From the first line to the last, reproduce the material exactly.
--
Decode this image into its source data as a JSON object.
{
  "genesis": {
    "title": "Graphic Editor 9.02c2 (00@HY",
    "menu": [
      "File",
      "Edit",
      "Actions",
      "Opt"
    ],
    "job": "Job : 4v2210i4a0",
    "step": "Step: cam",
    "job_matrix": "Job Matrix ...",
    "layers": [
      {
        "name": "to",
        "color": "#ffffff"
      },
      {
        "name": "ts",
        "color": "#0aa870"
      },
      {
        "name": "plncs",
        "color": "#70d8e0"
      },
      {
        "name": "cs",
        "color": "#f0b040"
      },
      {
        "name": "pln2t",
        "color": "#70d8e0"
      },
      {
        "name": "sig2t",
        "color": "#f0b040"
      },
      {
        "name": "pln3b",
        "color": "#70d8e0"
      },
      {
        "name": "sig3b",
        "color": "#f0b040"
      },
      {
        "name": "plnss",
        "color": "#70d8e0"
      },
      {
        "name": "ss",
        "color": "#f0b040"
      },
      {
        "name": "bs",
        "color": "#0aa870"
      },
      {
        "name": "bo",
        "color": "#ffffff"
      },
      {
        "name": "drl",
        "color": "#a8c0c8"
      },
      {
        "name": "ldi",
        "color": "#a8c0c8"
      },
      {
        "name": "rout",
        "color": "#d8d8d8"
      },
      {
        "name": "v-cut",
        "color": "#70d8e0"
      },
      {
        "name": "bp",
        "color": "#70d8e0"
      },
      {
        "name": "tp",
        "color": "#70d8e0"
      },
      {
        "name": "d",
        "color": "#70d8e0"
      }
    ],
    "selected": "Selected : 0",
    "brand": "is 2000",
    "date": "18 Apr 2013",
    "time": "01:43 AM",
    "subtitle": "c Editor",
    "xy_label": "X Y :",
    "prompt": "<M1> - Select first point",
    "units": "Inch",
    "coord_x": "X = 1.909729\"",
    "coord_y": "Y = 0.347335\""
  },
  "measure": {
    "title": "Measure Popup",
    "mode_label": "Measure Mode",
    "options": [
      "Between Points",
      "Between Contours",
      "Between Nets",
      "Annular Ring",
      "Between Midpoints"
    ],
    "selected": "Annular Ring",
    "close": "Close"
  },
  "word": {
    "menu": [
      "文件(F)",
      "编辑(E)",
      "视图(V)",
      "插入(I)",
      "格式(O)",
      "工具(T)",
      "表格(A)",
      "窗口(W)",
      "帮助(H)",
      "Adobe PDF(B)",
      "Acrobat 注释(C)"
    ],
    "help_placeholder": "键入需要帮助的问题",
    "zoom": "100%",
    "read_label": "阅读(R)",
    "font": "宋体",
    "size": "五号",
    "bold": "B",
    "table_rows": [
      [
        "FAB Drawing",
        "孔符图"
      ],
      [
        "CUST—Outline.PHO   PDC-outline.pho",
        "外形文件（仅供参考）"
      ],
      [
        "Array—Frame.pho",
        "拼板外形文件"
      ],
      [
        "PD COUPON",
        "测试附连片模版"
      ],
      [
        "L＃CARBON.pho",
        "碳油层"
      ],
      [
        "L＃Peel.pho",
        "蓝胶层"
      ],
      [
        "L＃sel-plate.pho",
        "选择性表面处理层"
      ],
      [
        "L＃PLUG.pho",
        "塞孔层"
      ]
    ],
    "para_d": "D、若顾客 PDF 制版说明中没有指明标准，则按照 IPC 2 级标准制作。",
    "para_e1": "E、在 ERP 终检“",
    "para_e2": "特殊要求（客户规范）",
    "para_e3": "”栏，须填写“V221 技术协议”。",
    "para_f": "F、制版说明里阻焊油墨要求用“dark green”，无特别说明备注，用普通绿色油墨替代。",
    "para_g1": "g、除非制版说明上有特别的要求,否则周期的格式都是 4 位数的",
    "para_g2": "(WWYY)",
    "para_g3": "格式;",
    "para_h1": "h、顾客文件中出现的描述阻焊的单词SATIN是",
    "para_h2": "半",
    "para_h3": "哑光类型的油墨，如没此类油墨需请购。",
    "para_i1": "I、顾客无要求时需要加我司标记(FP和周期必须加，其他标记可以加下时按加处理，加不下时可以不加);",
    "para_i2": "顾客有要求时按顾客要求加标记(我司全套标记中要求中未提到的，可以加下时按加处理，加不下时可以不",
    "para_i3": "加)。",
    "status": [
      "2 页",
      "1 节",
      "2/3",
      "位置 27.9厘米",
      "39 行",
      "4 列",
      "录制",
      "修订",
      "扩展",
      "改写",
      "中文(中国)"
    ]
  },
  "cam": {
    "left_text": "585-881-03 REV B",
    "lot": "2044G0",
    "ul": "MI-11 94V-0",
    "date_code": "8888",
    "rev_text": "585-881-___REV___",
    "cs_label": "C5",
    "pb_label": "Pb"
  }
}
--
Written response →
Decode this image into its source data as a JSON object.
{
  "genesis": {
    "title": "Graphic Editor 9.02c2 (00@HY",
    "menu": [
      "File",
      "Edit",
      "Actions",
      "Opt"
    ],
    "job": "Job : 4v2210i4a0",
    "step": "Step: cam",
    "job_matrix": "Job Matrix ...",
    "layers": [
      {
        "name": "to",
        "color": "#ffffff"
      },
      {
        "name": "ts",
        "color": "#0aa870"
      },
      {
        "name": "plncs",
        "color": "#70d8e0"
      },
      {
        "name": "cs",
        "color": "#f0b040"
      },
      {
        "name": "pln2t",
        "color": "#70d8e0"
      },
      {
        "name": "sig2t",
        "color": "#f0b040"
      },
      {
        "name": "pln3b",
        "color": "#70d8e0"
      },
      {
        "name": "sig3b",
        "color": "#f0b040"
      },
      {
        "name": "plnss",
        "color": "#70d8e0"
      },
      {
        "name": "ss",
        "color": "#f0b040"
      },
      {
        "name": "bs",
        "color": "#0aa870"
      },
      {
        "name": "bo",
        "color": "#ffffff"
      },
      {
        "name": "drl",
        "color": "#a8c0c8"
      },
      {
        "name": "ldi",
        "color": "#a8c0c8"
      },
      {
        "name": "rout",
        "color": "#d8d8d8"
      },
      {
        "name": "v-cut",
        "color": "#70d8e0"
      },
      {
        "name": "bp",
        "color": "#70d8e0"
      },
      {
        "name": "tp",
        "color": "#70d8e0"
      },
      {
        "name": "d",
        "color": "#70d8e0"
      }
    ],
    "selected": "Selected : 0",
    "brand": "is 2000",
    "date": "18 Apr 2013",
    "time": "01:43 AM",
    "subtitle": "c Editor",
    "xy_label": "X Y :",
    "prompt": "<M1> - Select first point",
    "units": "Inch",
    "coord_x": "X = 1.909729\"",
    "coord_y": "Y = 0.347335\""
  },
  "measure": {
    "title": "Measure Popup",
    "mode_label": "Measure Mode",
    "options": [
      "Between Points",
      "Between Contours",
      "Between Nets",
      "Annular Ring",
      "Between Midpoints"
    ],
    "selected": "Annular Ring",
    "close": "Close"
  },
  "word": {
    "menu": [
      "文件(F)",
      "编辑(E)",
      "视图(V)",
      "插入(I)",
      "格式(O)",
      "工具(T)",
      "表格(A)",
      "窗口(W)",
      "帮助(H)",
      "Adobe PDF(B)",
      "Acrobat 注释(C)"
    ],
    "help_placeholder": "键入需要帮助的问题",
    "zoom": "100%",
    "read_label": "阅读(R)",
    "font": "宋体",
    "size": "五号",
    "bold": "B",
    "table_rows": [
      [
        "FAB Drawing",
        "孔符图"
      ],
      [
        "CUST—Outline.PHO   PDC-outline.pho",
        "外形文件（仅供参考）"
      ],
      [
        "Array—Frame.pho",
        "拼板外形文件"
      ],
      [
        "PD COUPON",
        "测试附连片模版"
      ],
      [
        "L＃CARBON.pho",
        "碳油层"
      ],
      [
        "L＃Peel.pho",
        "蓝胶层"
      ],
      [
        "L＃sel-plate.pho",
        "选择性表面处理层"
      ],
      [
        "L＃PLUG.pho",
        "塞孔层"
      ]
    ],
    "para_d": "D、若顾客 PDF 制版说明中没有指明标准，则按照 IPC 2 级标准制作。",
    "para_e1": "E、在 ERP 终检“",
    "para_e2": "特殊要求（客户规范）",
    "para_e3": "”栏，须填写“V221 技术协议”。",
    "para_f": "F、制版说明里阻焊油墨要求用“dark green”，无特别说明备注，用普通绿色油墨替代。",
    "para_g1": "g、除非制版说明上有特别的要求,否则周期的格式都是 4 位数的",
    "para_g2": "(WWYY)",
    "para_g3": "格式;",
    "para_h1": "h、顾客文件中出现的描述阻焊的单词SATIN是",
    "para_h2": "半",
    "para_h3": "哑光类型的油墨，如没此类油墨需请购。",
    "para_i1": "I、顾客无要求时需要加我司标记(FP和周期必须加，其他标记可以加下时按加处理，加不下时可以不加);",
    "para_i2": "顾客有要求时按顾客要求加标记(我司全套标记中要求中未提到的，可以加下时按加处理，加不下时可以不",
    "para_i3": "加)。",
    "status": [
      "2 页",
      "1 节",
      "2/3",
      "位置 27.9厘米",
      "39 行",
      "4 列",
      "录制",
      "修订",
      "扩展",
      "改写",
      "中文(中国)"
    ]
  },
  "cam": {
    "left_text": "585-881-03 REV B",
    "lot": "2044G0",
    "ul": "MI-11 94V-0",
    "date_code": "8888",
    "rev_text": "585-881-___REV___",
    "cs_label": "C5",
    "pb_label": "Pb"
  }
}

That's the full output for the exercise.